EXERCISE GOAL
Please return the listing below exactly, without any of its pictures.

[AVAILABLE DATA Boundary: Start]

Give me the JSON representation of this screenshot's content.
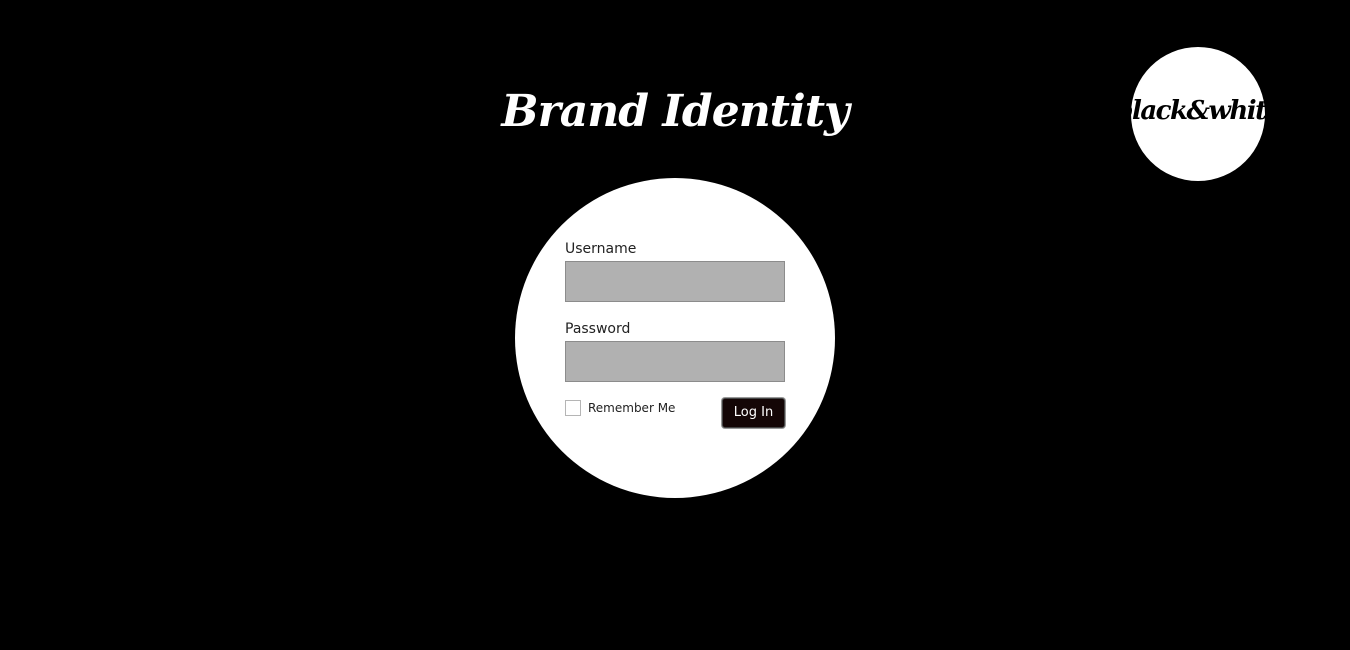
{
  "header": {
    "title": "Brand Identity"
  },
  "logo": {
    "text": "black&white"
  },
  "login_form": {
    "username": {
      "label": "Username",
      "value": ""
    },
    "password": {
      "label": "Password",
      "value": ""
    },
    "remember_me": {
      "label": "Remember Me",
      "checked": false
    },
    "submit_label": "Log In"
  },
  "colors": {
    "background": "#000000",
    "foreground": "#ffffff",
    "input_fill": "#b1b1b1",
    "button_fill": "#140606"
  }
}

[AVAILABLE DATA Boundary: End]

TASK ANSWER
Give me the JSON representation of this screenshot's content.
{
  "header": {
    "title": "Brand Identity"
  },
  "logo": {
    "text": "black&white"
  },
  "login_form": {
    "username": {
      "label": "Username",
      "value": ""
    },
    "password": {
      "label": "Password",
      "value": ""
    },
    "remember_me": {
      "label": "Remember Me",
      "checked": false
    },
    "submit_label": "Log In"
  },
  "colors": {
    "background": "#000000",
    "foreground": "#ffffff",
    "input_fill": "#b1b1b1",
    "button_fill": "#140606"
  }
}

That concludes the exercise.